Many people expect to experience hearing loss as we age: it happens to everyone, right? Hearing loss is not normally considered a major health issue when aging, but what if hearing loss causes other, serious issues such as Alzheimer’s and dementia? Studies have found links between hearing loss, communication difficulties, and mental decline. This makes hearing issues a bigger problem than once thought.
One study that included 600 people showed a direct correlation between hearing loss and dementia: indicating that people with hearing loss were more likely to experience mental decline than those without it. Another study involving more than 2000 people discovered that people experiencing hearing loss showed a 30-40% faster cognitive decline than those who did not. They also found that people who had more severe hearing loss were more likely to develop dementia than those with less severe hearing difficulties. Further testing revealed that brain atrophy accelerates more quickly in the brains of those with hearing impairment when compared to those without it. Study participants that were at least 60 years old had a 36% increased risk of dementia when hearing loss was a factor.
Other side effects of hearing issues, such as difficulty communicating, isolation from social environments, diminished memory, irritability, anxiety, reduced awareness, depression and failure to learn new tasks contribute further to mental decline overall. Hearing aids and other devices are currently being included in studies to see how they can mitigate this mental deterioration.

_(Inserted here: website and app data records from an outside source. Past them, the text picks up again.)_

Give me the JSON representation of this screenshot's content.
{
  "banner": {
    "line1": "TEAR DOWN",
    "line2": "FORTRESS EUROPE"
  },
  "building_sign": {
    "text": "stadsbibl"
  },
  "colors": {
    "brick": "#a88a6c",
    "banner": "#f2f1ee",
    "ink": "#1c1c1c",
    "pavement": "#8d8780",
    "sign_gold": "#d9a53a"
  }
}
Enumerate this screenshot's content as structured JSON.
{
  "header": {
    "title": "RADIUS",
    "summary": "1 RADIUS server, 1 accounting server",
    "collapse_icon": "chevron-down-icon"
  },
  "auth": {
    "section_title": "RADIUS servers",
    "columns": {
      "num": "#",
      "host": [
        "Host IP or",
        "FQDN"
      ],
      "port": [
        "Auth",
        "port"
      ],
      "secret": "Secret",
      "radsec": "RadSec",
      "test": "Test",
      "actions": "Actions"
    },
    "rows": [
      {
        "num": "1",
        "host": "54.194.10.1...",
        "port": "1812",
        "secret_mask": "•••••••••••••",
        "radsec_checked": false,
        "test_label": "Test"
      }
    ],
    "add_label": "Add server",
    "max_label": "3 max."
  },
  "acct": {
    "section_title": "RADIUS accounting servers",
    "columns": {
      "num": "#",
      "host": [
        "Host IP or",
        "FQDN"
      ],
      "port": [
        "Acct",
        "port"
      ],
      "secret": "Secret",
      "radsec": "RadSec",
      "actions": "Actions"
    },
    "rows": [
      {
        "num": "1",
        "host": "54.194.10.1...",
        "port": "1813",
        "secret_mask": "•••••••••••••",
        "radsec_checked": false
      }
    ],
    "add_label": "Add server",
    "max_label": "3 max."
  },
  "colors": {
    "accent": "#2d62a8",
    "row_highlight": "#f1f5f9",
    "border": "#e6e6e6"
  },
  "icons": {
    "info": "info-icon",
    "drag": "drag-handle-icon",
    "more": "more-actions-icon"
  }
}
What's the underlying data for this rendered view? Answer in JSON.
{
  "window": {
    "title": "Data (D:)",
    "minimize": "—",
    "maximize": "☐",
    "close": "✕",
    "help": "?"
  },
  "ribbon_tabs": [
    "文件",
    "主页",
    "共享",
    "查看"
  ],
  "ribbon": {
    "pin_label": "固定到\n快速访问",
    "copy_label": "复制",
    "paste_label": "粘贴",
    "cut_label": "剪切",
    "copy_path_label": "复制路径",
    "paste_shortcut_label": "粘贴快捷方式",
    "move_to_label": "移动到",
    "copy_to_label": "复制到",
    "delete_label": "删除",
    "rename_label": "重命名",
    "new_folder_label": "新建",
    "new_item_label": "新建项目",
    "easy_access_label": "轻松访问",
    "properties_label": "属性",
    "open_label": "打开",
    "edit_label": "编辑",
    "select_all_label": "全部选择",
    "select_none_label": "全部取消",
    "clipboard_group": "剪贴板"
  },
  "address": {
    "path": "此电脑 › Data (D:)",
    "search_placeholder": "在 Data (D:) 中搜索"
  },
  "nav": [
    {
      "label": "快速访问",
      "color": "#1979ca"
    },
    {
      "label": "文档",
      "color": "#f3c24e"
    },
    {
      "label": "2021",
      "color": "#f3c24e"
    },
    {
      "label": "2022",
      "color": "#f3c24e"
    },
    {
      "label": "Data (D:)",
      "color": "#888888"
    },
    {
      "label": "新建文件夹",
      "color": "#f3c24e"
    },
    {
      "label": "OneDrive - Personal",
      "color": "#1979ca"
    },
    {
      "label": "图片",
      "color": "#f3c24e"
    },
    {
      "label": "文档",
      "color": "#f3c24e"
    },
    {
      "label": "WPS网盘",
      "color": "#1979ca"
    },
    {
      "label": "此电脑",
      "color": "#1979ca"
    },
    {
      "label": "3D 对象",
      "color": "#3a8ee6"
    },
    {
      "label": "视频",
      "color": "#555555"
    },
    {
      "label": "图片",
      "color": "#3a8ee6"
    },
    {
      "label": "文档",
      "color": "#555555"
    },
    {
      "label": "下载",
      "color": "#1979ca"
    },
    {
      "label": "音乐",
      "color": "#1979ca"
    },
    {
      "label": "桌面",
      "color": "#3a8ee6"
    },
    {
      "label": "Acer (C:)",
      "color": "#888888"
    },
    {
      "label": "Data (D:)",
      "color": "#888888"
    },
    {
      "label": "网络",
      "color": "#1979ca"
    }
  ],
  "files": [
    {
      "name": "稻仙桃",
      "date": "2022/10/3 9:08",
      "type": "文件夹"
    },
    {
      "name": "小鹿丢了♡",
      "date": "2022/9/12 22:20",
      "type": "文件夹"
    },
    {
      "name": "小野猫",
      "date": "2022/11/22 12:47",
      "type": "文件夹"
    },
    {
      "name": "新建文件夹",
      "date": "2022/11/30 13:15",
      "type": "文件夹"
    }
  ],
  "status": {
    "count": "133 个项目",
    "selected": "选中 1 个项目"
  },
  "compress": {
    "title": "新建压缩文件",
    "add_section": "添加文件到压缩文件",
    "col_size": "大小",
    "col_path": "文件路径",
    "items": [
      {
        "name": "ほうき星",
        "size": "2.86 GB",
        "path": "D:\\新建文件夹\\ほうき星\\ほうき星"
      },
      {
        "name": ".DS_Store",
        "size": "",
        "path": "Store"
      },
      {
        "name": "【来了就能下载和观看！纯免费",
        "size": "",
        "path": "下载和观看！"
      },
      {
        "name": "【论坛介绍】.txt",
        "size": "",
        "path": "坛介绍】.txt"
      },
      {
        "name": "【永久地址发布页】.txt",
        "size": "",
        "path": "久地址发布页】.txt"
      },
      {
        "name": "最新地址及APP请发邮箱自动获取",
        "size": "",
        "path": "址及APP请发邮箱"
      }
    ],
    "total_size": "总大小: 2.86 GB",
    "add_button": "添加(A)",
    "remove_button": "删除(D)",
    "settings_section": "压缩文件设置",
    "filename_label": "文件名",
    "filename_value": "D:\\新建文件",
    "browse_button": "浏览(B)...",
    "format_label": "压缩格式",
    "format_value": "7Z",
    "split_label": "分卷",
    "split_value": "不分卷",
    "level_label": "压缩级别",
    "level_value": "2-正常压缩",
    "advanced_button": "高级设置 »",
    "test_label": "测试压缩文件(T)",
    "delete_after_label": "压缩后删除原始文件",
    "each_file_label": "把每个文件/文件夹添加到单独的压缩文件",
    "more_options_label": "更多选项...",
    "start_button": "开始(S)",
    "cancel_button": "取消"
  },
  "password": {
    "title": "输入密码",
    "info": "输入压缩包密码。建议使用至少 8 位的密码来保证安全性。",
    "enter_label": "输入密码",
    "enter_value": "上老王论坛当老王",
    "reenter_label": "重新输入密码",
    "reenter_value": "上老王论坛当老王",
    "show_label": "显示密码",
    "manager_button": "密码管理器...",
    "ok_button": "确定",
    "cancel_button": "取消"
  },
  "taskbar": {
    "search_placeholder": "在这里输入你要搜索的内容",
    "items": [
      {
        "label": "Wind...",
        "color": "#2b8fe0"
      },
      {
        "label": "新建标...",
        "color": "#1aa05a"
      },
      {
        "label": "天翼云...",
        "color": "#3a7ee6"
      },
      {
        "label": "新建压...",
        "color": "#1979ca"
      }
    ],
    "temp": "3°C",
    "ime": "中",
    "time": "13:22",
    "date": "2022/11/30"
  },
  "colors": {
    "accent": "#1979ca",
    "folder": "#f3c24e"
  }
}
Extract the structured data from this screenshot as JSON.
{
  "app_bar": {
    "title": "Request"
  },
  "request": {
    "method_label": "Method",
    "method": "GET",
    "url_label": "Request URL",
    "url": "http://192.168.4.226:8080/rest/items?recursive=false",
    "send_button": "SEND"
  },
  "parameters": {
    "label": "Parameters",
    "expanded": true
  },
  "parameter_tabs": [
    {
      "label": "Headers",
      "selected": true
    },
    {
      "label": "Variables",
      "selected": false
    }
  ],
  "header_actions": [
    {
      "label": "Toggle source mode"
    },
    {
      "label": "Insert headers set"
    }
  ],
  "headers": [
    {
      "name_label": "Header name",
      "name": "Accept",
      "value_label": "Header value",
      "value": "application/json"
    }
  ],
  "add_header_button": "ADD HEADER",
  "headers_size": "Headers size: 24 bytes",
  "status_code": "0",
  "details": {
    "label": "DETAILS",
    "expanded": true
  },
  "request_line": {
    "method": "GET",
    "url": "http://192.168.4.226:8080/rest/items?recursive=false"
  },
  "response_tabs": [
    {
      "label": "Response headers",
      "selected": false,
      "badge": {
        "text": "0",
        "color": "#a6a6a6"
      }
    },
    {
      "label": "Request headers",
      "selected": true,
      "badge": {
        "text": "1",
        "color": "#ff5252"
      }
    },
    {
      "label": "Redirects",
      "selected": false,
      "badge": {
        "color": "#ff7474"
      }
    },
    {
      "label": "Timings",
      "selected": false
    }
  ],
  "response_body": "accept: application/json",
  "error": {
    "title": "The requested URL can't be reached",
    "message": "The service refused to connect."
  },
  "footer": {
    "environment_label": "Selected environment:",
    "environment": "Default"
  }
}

Hearing loss is often a very slow and gradual process, so that we don’t always notice it until it has developed to a more serious degree. For this reason, annual hearing screenings are vital to be aware of any changes and know all of your options for halting any decline in hearing or mental faculties as early as possible..
The first step to improving your listening skills is to recognize the issue. Come in today for a hearing screening and formulate a strategy to train your brain to listen actively and effectively.